§ Task
The lines below that include "blue" are to be found and copied.

(Beginning of Given records)

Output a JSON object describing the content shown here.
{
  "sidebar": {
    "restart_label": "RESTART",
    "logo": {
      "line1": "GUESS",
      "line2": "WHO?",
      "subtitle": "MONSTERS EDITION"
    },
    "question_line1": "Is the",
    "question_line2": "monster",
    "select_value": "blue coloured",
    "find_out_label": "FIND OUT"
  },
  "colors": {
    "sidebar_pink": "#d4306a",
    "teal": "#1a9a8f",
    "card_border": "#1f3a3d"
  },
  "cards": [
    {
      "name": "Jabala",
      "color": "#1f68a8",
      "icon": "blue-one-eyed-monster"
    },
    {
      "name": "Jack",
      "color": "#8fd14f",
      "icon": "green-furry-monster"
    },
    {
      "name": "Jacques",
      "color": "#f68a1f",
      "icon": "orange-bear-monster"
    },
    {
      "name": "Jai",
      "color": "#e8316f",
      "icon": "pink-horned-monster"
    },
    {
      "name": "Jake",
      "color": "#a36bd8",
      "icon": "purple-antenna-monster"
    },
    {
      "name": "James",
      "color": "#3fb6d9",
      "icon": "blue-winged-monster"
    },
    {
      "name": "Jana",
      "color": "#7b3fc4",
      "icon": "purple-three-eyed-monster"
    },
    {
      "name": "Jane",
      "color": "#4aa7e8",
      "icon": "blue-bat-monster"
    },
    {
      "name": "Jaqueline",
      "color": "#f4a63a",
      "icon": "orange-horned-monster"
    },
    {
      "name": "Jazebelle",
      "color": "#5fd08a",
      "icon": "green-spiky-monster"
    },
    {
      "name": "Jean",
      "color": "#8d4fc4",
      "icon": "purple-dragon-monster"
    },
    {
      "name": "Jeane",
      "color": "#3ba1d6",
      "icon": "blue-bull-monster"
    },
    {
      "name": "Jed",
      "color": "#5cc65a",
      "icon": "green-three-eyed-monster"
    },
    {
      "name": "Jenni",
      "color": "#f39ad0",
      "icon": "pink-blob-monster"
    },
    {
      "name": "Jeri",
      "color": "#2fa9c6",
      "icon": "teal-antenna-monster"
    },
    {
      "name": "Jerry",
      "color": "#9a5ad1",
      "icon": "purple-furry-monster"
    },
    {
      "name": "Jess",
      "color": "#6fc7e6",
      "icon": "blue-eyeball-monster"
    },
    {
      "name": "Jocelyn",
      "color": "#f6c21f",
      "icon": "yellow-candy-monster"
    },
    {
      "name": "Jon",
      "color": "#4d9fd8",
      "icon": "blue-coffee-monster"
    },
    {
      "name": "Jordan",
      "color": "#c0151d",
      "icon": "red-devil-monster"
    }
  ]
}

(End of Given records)
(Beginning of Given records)

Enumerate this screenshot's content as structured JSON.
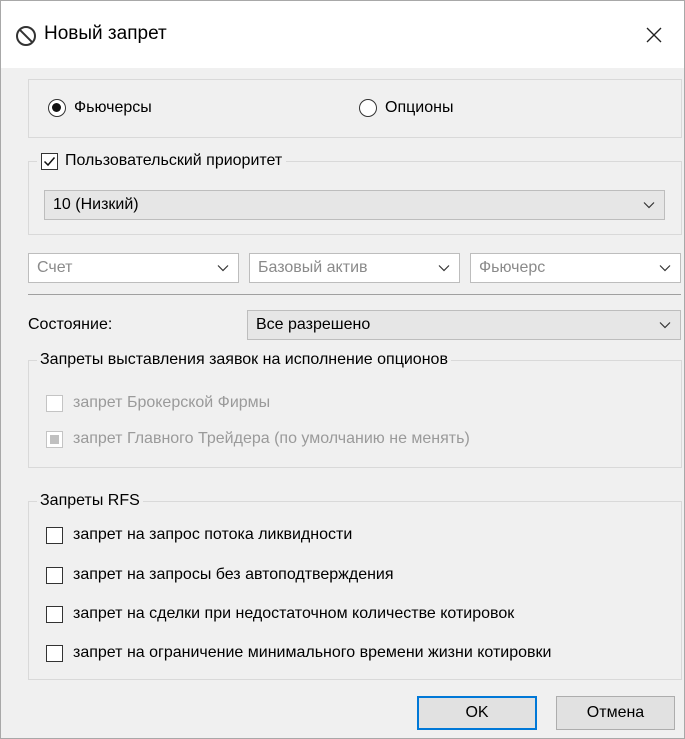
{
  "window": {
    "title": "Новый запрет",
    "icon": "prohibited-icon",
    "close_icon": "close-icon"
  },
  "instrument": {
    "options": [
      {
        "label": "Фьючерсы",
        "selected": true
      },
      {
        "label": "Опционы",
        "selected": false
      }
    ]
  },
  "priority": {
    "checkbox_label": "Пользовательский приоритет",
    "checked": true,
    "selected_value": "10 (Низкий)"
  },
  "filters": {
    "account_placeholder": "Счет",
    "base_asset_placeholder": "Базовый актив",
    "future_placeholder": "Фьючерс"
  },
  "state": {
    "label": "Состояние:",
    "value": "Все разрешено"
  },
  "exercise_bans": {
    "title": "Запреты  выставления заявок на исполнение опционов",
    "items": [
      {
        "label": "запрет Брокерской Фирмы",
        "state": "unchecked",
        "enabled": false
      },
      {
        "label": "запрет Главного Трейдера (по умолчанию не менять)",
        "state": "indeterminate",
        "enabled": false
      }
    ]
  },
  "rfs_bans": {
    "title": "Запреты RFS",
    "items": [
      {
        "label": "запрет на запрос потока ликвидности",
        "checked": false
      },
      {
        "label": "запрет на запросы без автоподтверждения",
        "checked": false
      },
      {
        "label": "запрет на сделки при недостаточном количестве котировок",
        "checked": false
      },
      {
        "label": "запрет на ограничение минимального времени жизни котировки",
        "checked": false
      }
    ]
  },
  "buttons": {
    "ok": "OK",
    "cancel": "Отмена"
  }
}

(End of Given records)

§ Answer section
    "select_value": "blue coloured",
      "icon": "blue-one-eyed-monster"
      "icon": "blue-winged-monster"
      "icon": "blue-bat-monster"
      "icon": "blue-bull-monster"
      "icon": "blue-eyeball-monster"
      "icon": "blue-coffee-monster"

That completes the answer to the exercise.